The Fault in Our Stars, like author John Green’s hugely popular young adult novel on which it is based, starts with its protagonist, Hazel Grace Lancaster (Shailene Woodley), addressing the audience and warning them that her story isn’t like what you usually see in the movies. You see, she was diagnosed with cancer when she was only thirteen years old, and even if her story features young people falling in love, it is not a pretty love story. Hazel’s story is not a story, it’s the truth, and it sucks. This is a very ambitious statement for a movie to make right at the beginning. Especially a movie made by a big Hollywood studio whose business model doesn’t rely in realistically painful movies, but in fantastical escapism.

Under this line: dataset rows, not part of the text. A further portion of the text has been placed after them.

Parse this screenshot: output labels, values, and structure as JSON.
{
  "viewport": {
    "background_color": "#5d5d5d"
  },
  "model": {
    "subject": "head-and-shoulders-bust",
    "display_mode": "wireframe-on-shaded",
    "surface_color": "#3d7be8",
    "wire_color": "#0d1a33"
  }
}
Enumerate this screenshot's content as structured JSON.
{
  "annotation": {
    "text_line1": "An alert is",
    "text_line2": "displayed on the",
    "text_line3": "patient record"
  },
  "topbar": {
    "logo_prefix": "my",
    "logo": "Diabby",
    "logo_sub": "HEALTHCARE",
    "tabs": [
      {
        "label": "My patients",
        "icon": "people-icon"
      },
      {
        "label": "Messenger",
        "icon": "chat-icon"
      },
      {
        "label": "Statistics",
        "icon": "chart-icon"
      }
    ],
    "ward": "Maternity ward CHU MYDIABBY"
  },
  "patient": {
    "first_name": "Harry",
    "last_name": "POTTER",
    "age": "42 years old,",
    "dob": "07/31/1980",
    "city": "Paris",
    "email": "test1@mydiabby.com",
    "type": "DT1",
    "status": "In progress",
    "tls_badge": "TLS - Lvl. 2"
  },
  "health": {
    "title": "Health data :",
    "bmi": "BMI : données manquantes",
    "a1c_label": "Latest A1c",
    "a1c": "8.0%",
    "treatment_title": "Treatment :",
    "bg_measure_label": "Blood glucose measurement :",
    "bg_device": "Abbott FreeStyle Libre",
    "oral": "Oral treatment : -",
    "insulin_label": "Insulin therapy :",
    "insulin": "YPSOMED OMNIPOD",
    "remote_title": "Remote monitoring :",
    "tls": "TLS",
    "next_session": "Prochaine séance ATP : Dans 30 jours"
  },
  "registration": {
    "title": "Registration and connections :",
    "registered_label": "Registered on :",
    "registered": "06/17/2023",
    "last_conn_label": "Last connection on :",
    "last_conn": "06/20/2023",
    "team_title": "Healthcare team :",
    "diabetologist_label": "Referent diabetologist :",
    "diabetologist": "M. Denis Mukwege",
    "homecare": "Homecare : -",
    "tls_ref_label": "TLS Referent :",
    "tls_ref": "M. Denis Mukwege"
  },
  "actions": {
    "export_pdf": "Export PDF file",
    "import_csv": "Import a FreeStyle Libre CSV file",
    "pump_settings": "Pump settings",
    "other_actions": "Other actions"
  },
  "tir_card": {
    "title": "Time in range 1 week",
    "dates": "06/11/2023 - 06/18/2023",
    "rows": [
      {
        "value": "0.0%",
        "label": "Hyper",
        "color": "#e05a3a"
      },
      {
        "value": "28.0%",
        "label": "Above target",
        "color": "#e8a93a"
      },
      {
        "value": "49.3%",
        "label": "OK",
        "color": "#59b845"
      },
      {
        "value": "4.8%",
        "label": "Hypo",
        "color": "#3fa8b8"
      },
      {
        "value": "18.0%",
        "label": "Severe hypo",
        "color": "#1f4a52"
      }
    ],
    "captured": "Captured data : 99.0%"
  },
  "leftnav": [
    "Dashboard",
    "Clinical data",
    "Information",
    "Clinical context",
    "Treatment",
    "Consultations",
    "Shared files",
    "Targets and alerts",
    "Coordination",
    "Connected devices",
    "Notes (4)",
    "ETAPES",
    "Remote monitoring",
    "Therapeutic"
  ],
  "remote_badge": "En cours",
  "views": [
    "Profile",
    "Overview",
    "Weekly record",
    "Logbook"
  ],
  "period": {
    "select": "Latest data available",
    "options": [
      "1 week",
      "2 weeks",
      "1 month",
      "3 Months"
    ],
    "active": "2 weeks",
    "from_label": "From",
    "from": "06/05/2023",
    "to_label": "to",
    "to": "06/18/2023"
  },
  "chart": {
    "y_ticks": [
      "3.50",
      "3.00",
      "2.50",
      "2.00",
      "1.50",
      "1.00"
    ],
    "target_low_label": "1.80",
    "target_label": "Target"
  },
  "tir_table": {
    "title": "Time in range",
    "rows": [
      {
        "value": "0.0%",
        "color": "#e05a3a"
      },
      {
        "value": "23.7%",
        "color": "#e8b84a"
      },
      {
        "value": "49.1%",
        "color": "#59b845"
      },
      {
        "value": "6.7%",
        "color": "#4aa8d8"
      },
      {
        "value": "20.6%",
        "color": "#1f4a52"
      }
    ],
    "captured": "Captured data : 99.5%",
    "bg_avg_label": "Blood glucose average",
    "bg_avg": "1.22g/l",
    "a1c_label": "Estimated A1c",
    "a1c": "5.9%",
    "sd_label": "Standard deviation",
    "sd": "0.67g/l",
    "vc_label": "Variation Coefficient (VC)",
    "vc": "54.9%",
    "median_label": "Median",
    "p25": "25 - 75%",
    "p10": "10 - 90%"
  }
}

It’s actually refreshing, and somewhat daring, that young audiences are flocking to a summer movie just to see the human drama of terminally ill teenagers. This is all to say that, while The Fault in Our Stars certainly gets a lot of points for its effort, it can’t really live up to its opening statement.
This is particularly frustrating, because of how close the movie comes to working. The movie is a big melodramatic tearjerker, and I am not ashamed to admit that my eyes got very watery at many points during the movie. This happened, mostly, thanks to the performances by Shailene Woodley (who remains the best actress of her generation at making the audience believe she is a regular teenager), and by the great Laura Dern, who makes a fantastic job out of the few meaty scenes she gets playing Hazel’s mother. These ladies are so in-tune with their characters that just their facial expressions are enough to get the tears rolling. Whenever I was with them -or with almost anyone in the cast, which doesn’t get that much to do, but is full of tender and effective performances, like those by Sam Trammell and Nat Wolff- I was being swept away by the drama of the situation. However, The Fault in Our Stars is not only about a girl struggling with cancer. It is also a romance, and it’s on that front that the movie disappoints.

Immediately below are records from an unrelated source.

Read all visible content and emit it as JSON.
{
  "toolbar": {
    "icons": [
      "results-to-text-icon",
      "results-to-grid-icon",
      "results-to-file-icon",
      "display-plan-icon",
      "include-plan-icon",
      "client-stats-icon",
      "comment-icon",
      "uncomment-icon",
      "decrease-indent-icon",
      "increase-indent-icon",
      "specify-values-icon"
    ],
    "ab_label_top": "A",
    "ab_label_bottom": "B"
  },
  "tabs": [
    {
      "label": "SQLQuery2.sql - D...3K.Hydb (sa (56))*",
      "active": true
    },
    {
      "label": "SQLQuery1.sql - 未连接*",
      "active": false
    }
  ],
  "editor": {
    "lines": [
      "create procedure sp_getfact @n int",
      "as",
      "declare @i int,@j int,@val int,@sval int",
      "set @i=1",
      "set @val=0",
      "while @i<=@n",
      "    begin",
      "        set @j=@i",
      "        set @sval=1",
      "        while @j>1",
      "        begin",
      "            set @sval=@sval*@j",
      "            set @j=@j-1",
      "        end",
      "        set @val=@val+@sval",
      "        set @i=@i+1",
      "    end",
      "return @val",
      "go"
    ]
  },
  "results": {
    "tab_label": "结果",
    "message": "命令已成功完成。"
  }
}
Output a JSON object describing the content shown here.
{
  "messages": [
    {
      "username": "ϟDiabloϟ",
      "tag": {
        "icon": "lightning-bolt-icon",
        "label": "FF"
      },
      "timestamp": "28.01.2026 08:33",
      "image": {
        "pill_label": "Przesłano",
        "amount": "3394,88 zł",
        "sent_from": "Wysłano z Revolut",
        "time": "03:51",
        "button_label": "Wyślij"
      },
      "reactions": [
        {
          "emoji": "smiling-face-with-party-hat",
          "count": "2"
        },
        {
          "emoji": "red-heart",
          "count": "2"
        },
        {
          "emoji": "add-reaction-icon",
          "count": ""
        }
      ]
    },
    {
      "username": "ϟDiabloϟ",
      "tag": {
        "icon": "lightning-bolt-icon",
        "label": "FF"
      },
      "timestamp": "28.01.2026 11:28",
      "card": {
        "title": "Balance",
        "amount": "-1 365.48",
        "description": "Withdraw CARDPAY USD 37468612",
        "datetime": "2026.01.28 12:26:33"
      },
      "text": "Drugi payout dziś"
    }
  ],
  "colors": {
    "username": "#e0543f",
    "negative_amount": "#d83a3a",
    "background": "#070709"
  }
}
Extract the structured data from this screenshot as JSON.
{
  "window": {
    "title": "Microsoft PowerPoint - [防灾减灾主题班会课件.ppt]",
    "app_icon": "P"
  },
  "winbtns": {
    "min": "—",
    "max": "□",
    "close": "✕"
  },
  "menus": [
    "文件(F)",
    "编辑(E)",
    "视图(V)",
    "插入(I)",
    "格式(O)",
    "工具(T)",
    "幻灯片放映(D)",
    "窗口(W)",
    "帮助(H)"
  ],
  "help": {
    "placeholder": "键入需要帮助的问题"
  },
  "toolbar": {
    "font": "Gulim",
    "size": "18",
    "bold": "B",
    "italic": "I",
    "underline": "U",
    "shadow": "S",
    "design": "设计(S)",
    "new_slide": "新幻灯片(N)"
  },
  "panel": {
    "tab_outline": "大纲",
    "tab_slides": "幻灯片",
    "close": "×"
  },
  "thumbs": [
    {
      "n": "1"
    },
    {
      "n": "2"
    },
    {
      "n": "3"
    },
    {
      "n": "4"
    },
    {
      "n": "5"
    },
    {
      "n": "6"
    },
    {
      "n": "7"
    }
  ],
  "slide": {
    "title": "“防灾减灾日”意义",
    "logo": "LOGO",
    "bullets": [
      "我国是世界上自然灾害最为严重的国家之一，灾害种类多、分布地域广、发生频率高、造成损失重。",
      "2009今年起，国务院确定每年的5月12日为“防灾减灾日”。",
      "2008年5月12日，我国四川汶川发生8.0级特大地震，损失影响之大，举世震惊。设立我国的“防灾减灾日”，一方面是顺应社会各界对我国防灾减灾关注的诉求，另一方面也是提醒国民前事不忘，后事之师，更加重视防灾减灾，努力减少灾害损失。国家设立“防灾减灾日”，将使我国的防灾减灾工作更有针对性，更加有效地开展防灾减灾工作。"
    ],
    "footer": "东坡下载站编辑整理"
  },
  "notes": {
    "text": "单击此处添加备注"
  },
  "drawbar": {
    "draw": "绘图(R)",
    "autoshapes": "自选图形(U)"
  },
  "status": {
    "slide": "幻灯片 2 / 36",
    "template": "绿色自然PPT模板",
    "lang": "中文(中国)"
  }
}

The reason for this is Augustus Watters (Ansel Elgort). Augustus is the male equivalent of the manic pixie dream girl… turned up to eleven. He doesn’t have any flaws, which makes him awfully boring, but what’s worse is that he just doesn’t sit there and looks pretty; he actually talks. And everything he says is almost painful. I can’t believe writers Scott Neustadter and Michael H. Weber (who wrote the similarly themed but superior 500 Days of Summer and The Spectacular Now) left that dialogue in the script. He is one of those teenage characters that speak using really fancy words in order to seem smarter beyond his years. What we have here is basically one of the worst teenage romance cliches taken to the extreme.

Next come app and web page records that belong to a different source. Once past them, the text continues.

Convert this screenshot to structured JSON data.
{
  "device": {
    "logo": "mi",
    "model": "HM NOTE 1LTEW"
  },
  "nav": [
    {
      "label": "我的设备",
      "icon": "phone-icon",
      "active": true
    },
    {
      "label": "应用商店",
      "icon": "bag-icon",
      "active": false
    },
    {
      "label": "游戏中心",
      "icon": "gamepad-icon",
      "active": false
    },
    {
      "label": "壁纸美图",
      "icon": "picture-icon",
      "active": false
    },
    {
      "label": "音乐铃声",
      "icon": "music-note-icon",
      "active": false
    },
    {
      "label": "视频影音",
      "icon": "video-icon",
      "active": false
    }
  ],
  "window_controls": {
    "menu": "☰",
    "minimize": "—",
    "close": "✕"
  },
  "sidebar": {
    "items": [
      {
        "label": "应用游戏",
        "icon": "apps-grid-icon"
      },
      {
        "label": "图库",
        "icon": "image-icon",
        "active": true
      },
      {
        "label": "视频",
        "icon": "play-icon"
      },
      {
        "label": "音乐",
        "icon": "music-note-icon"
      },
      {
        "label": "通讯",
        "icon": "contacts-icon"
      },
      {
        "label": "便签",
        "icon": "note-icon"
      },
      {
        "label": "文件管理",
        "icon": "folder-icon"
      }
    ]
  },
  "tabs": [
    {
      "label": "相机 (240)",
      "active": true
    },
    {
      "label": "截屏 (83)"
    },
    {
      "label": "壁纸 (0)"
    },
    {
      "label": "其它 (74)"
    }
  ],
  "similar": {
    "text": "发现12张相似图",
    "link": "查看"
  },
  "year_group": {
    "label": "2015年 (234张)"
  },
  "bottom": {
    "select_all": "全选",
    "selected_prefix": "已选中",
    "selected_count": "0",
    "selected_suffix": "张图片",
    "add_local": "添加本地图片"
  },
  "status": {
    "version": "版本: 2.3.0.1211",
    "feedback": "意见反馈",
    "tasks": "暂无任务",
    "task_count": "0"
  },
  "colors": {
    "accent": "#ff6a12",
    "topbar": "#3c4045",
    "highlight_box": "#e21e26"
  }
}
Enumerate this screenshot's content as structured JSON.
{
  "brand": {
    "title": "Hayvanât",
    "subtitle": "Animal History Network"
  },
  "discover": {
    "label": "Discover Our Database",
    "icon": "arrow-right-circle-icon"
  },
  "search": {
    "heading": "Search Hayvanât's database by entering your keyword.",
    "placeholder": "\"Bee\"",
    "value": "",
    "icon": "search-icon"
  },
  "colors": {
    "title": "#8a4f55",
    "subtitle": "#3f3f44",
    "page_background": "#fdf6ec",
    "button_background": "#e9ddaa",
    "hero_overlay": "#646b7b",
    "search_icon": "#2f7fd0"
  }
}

There is nobody that is particularly guilty for Augustus souring the movie as much as he does. It seems more like all elements about the character aligned in the worst way possible. Like I said, part of it goes to the screenwriters’ misjudgment. This is dialogue that barely works in the original novel, and that fails horribly in the movie. Ansel Elgort definitely doesn’t help the situation. His performance is so primal and repetitive of previous “magic teenage guys”, that it’s almost catastrophic. I feel sad saying this, but I wanted to punch Augustus Watters in the face every time he talked. But maybe most importantly, we should complain about director Josh Boone (whose only previous credit as a director is the literary dramedy Stuck in Love, which I had never heard of until I found my parents and sister watching it on demand one Sunday afternoon), who fails to direct the young actor in a way that would make the character look like anything resembling a human being.
The thing about The Fault in Our Stars, as a novel, was that author John Green struck a very impressive balance between a quintessentially young adult story, and a more realistic tone that didn’t go straight into cheap melodrama, but into more relatable feelings towards disease and death. There are many things in the novel that one recognizes as trappings of the genre, but is willing to ignore in favor of the better parts. It’s a balance that I wasn’t sure the movie could struck, and one that it ultimately didn’t. It got close, but it just didn’t.
Grade: 5 out of 10